Exercise objective:
Each line of the listing that contains "icon" should be found and copied.

Data to examine:
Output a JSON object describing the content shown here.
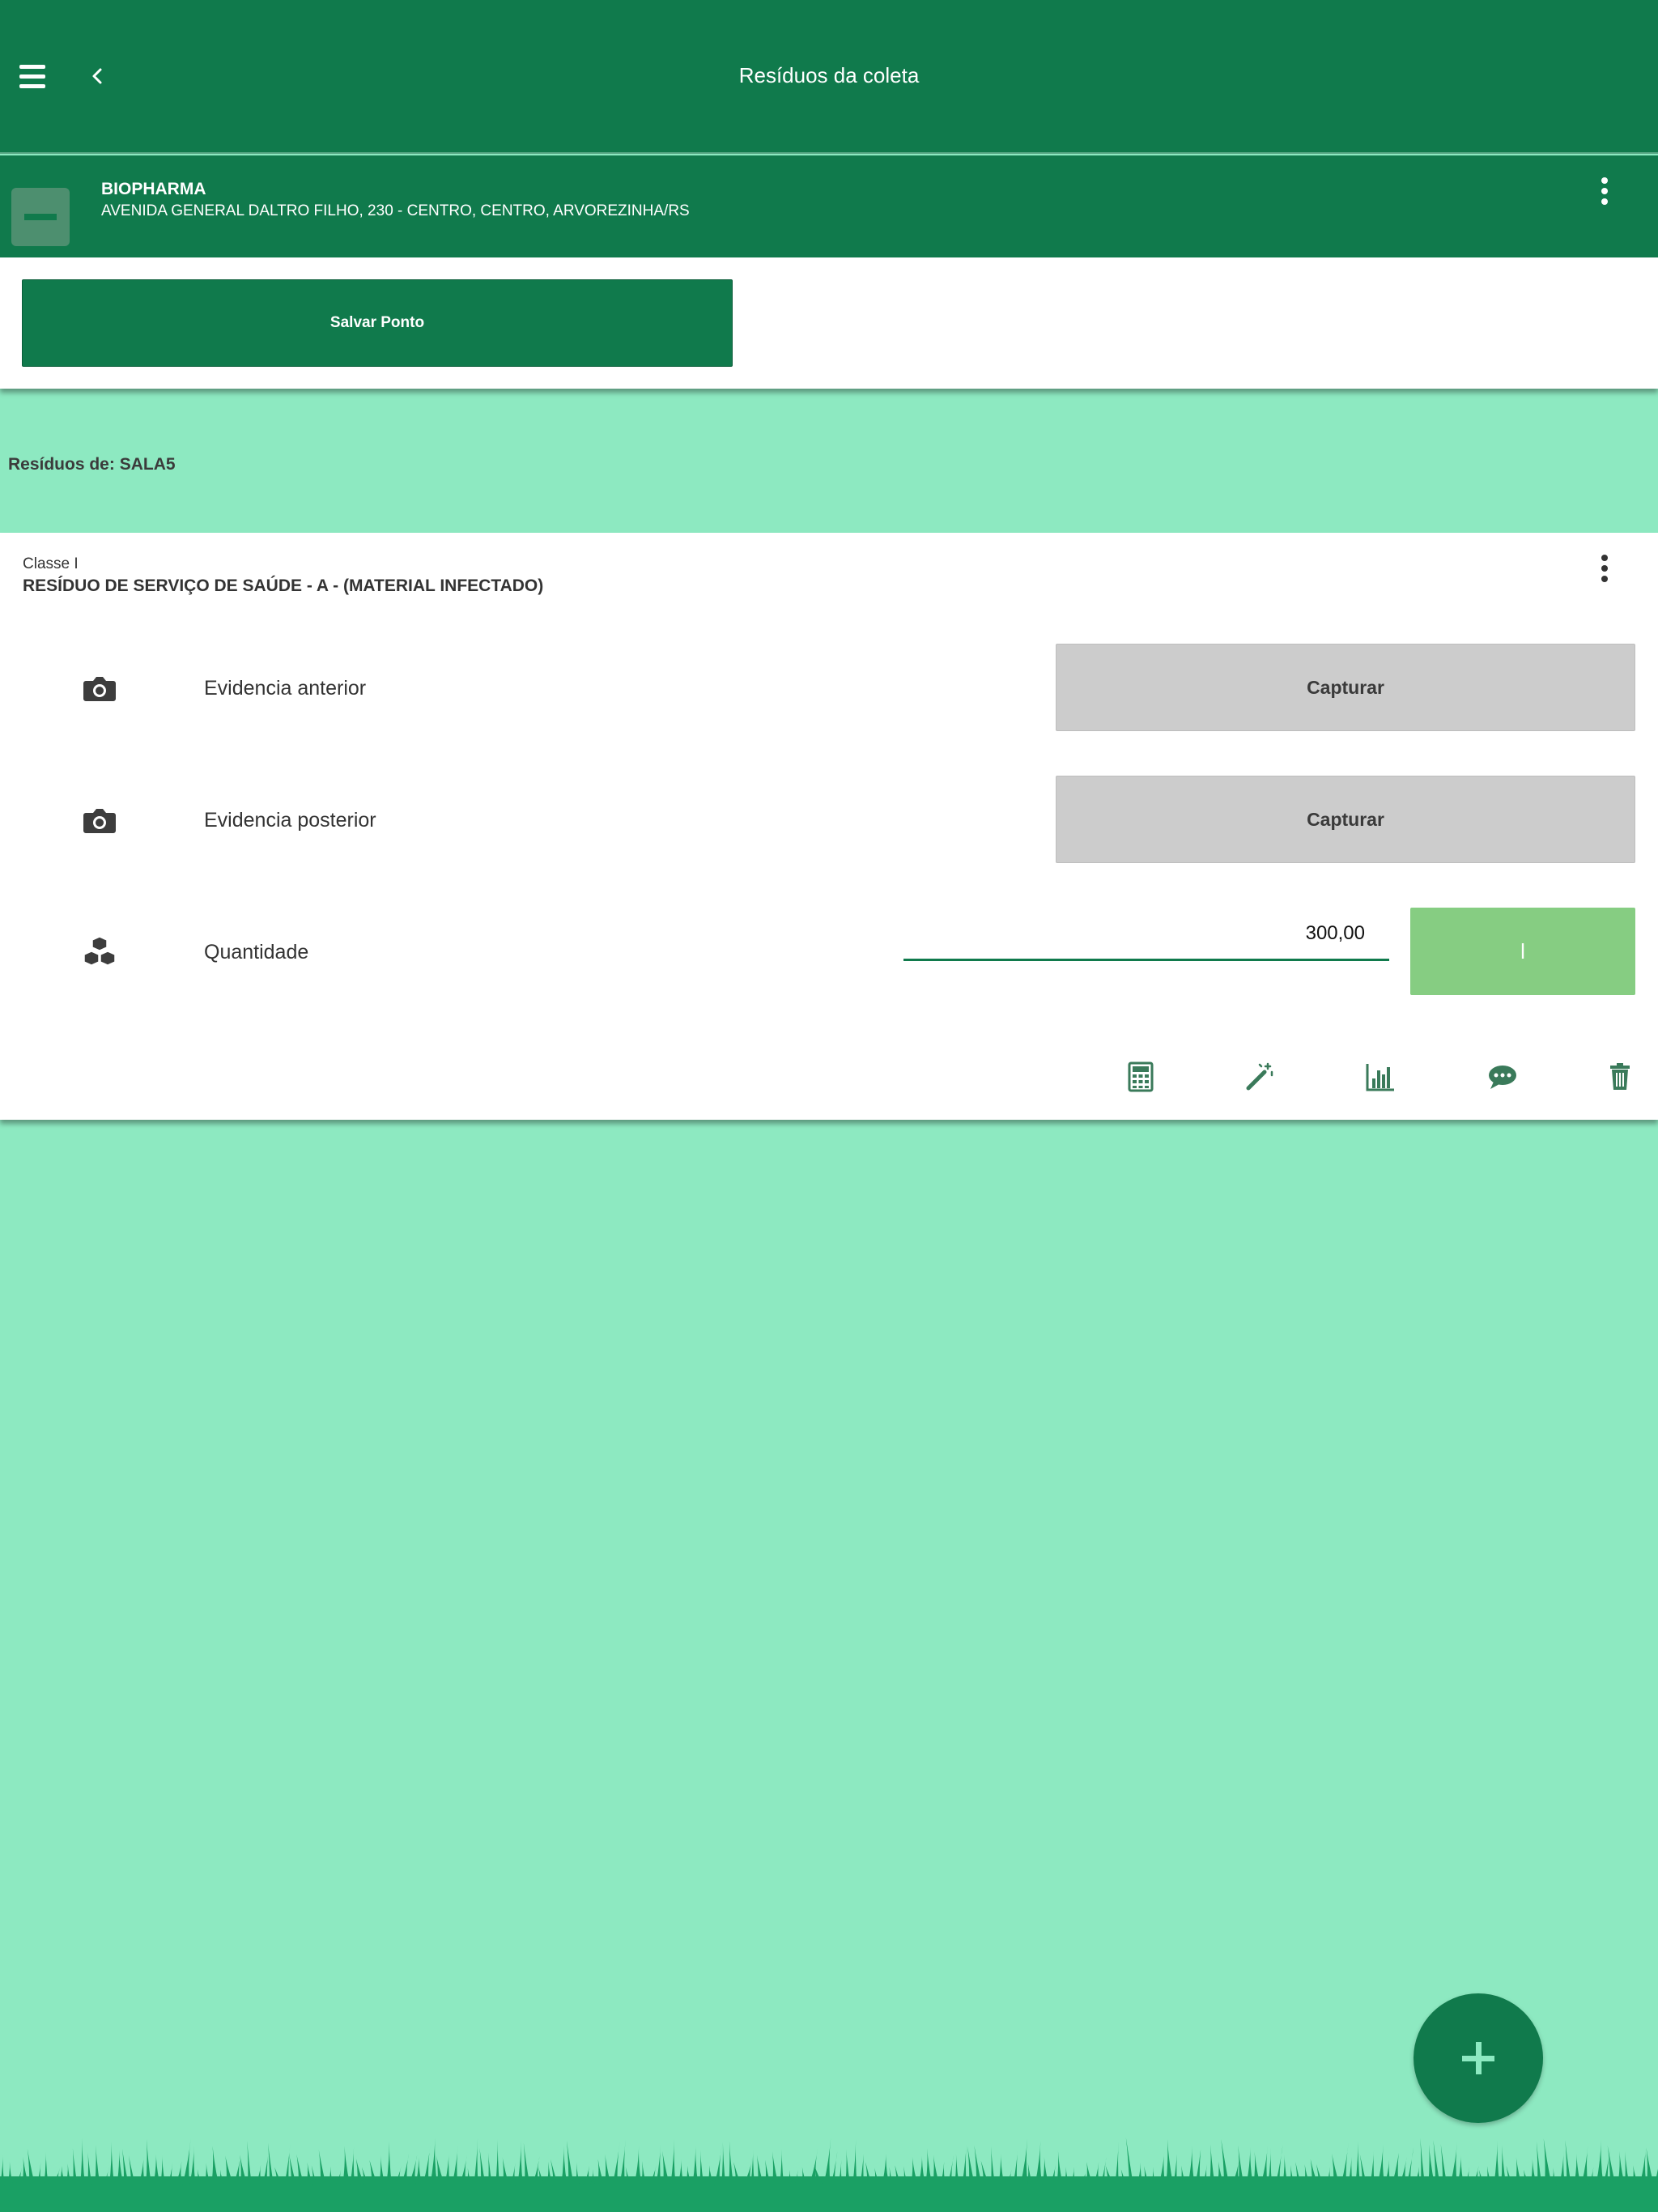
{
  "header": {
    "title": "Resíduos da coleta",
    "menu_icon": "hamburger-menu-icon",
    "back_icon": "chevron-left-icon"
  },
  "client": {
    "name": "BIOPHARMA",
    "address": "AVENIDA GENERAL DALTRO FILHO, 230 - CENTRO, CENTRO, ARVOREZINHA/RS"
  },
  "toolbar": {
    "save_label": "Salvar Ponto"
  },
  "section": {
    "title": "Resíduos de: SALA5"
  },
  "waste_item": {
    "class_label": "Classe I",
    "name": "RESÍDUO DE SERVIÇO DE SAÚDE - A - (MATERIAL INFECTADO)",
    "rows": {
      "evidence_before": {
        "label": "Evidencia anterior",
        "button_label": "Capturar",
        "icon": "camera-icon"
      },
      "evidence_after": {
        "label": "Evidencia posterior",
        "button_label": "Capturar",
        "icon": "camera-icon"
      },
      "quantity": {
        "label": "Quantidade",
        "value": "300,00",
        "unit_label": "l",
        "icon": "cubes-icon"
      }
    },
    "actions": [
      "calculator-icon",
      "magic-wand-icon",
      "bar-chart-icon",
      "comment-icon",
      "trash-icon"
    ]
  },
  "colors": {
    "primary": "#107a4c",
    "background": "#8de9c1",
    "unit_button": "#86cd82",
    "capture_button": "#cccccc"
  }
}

Task output:
    "menu_icon": "hamburger-menu-icon",
    "back_icon": "chevron-left-icon"
        "icon": "camera-icon"
        "icon": "camera-icon"
        "icon": "cubes-icon"
      "calculator-icon",
      "magic-wand-icon",
      "bar-chart-icon",
      "comment-icon",
      "trash-icon"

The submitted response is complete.